Call the police right away if you feel threatened or if someone has hurt you. Never feel shame for being assaulted or reporting a suspicious person. It is essential for both your safety and the safety of others.
Best Running Safety Gear
I’ve seen a lot of recommendations to carry mace, but I admit for me that doesn’t feel right. I’m nearly positive that having it out of the case and ready to use, would lead to my injury before anyone else’s.
Hence the reason below you’ll see I really like a new pepper gel spray when I’m running a new area.
Whether you’re looking for a running safety light or reflective gear, these pieces have you covered.
SABRE Personal Safety Alarm
✅ This is the running safety device I recommend the most.
The Sabre Personal Safety Alarm attaches easily to your hydration pack or your shorts. And can quickly be grabbed to signal to those around you that assistance is needed. It’s a cheap solution to add a lot of peace of mind.
Bonus points because that option has a blinking light on it too, so it serves as a general safety device too.
SABRE Runner Pepper Gel
✅Carry pepper gel spray
I LOVE this idea from Sabre because when you spray it sticks, so rather than coming back on you, there’s a confidence it’s going where you want.
- Also I like the lock on it, so I’m not worried about accidentally spraying.
- Extra bonus you can get a pack that has a practice can! That allows you to get comfortable with the action you need to take.
Truthfully, I know many of us ladies have placed a key between our fingers to feel like we have some kind of weapon walking through a dark parking garage and at least it’s something, but I think having these alarms or easy to grab sprays might provide even more mental relief.
A few other safety gear options:
- Wear a RoadID – make yourself easy to identify and easy to find your emergency contacts should something happen.
- Carry your phone and know how to use the autodial 911 feature
- Whistles (these come on many hydration packs for bears, but they’re great for safety in general)
- Defend Six is a new tool that can alert you through your headphones if someone is approaching you from behind.
- GoGuarded is a defense ring you can wear that has a sharp point on the end, making it like your keys, but better and easier to wear while running
I do have friends that choose to run with a gun where it’s legal, but again…I would feel less comfortable not more doing that. So you have to figure out what’s best for you.
I decided to do a video with more details about what I carry to help answer some of your questions!
Running Visibility Gear
Beyond ways to protect yourself, it’s also really important to ensure that you’re visible and easily noticed by drivers or anyone else out in the neighborhood. This is not a time to blend in.
I tested out a number of reflective running apparel items, so check that out and grab some of these things for visibility too.
- Heel lights: kind of like the light up shoes kids have!
- Rechargeable Headlamp : Ensuring that you can see everything around you and yup once again more people can see you.
I hope reading this gives you some tools to change the way you think about your solo runs and the confidence to let no one keep you from enjoying them.

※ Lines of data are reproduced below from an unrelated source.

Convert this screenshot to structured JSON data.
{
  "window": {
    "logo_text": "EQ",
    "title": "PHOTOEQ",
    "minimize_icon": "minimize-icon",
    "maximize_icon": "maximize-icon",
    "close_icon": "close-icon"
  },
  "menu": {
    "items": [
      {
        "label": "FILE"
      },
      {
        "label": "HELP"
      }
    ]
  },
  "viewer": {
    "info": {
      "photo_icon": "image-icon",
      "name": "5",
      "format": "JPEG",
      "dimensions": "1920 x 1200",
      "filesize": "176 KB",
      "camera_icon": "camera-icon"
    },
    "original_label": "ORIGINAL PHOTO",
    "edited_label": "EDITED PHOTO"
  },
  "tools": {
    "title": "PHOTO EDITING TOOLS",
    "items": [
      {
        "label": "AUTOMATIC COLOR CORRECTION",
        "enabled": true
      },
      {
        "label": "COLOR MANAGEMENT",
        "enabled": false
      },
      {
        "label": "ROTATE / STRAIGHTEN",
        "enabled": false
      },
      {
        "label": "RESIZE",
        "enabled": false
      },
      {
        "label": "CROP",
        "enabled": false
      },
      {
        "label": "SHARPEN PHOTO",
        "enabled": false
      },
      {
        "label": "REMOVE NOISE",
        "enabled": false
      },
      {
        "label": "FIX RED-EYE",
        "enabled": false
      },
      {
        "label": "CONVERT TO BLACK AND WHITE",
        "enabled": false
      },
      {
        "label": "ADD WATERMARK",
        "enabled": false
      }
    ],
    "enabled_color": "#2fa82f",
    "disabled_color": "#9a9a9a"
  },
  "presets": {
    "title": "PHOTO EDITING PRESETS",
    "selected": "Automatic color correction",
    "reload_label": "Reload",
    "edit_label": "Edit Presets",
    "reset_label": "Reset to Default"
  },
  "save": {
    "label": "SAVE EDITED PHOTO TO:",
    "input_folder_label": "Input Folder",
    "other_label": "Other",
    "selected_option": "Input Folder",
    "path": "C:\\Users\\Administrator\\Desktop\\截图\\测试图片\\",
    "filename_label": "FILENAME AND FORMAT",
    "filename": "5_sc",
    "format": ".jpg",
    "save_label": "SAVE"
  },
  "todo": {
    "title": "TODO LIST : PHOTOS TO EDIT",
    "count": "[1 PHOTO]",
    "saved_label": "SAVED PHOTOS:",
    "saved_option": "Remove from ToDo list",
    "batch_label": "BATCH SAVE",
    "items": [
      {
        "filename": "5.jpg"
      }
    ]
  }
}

Other ways to connect with Amanda
Instagram Daily Fun: RunToTheFinish
Facebook Community Chatter: RunToTheFinish
Get more running tips: Pinterest
I attended a self defense class in the winter and they taught us to yell FIRE because yelling help doesn’t get the same response.
That’s such an excellent tip!!!
Strava has a great safety feature called Beacon. For 2 bucks a month it allows you to text a contact through their app. Your contact receives a link that provides them with your real time location (depending on service it could be a few seconds behind), pace information AND your phones battery level. I use this everytime I head out for a run even if it is a quick 3 miles.
Oh this is great to know, thanks so much for sharing!
It’s a real shame we have to take these things into consideration but it is really important to prioritise safety. I think it’s important to do your research about the areas near you, and try not to run in places where you will be completely alone (as much as running in peace may be appealing). If you want to run when it’s darker, it might be an idea to use an indoor space like a gym for at least some of the time.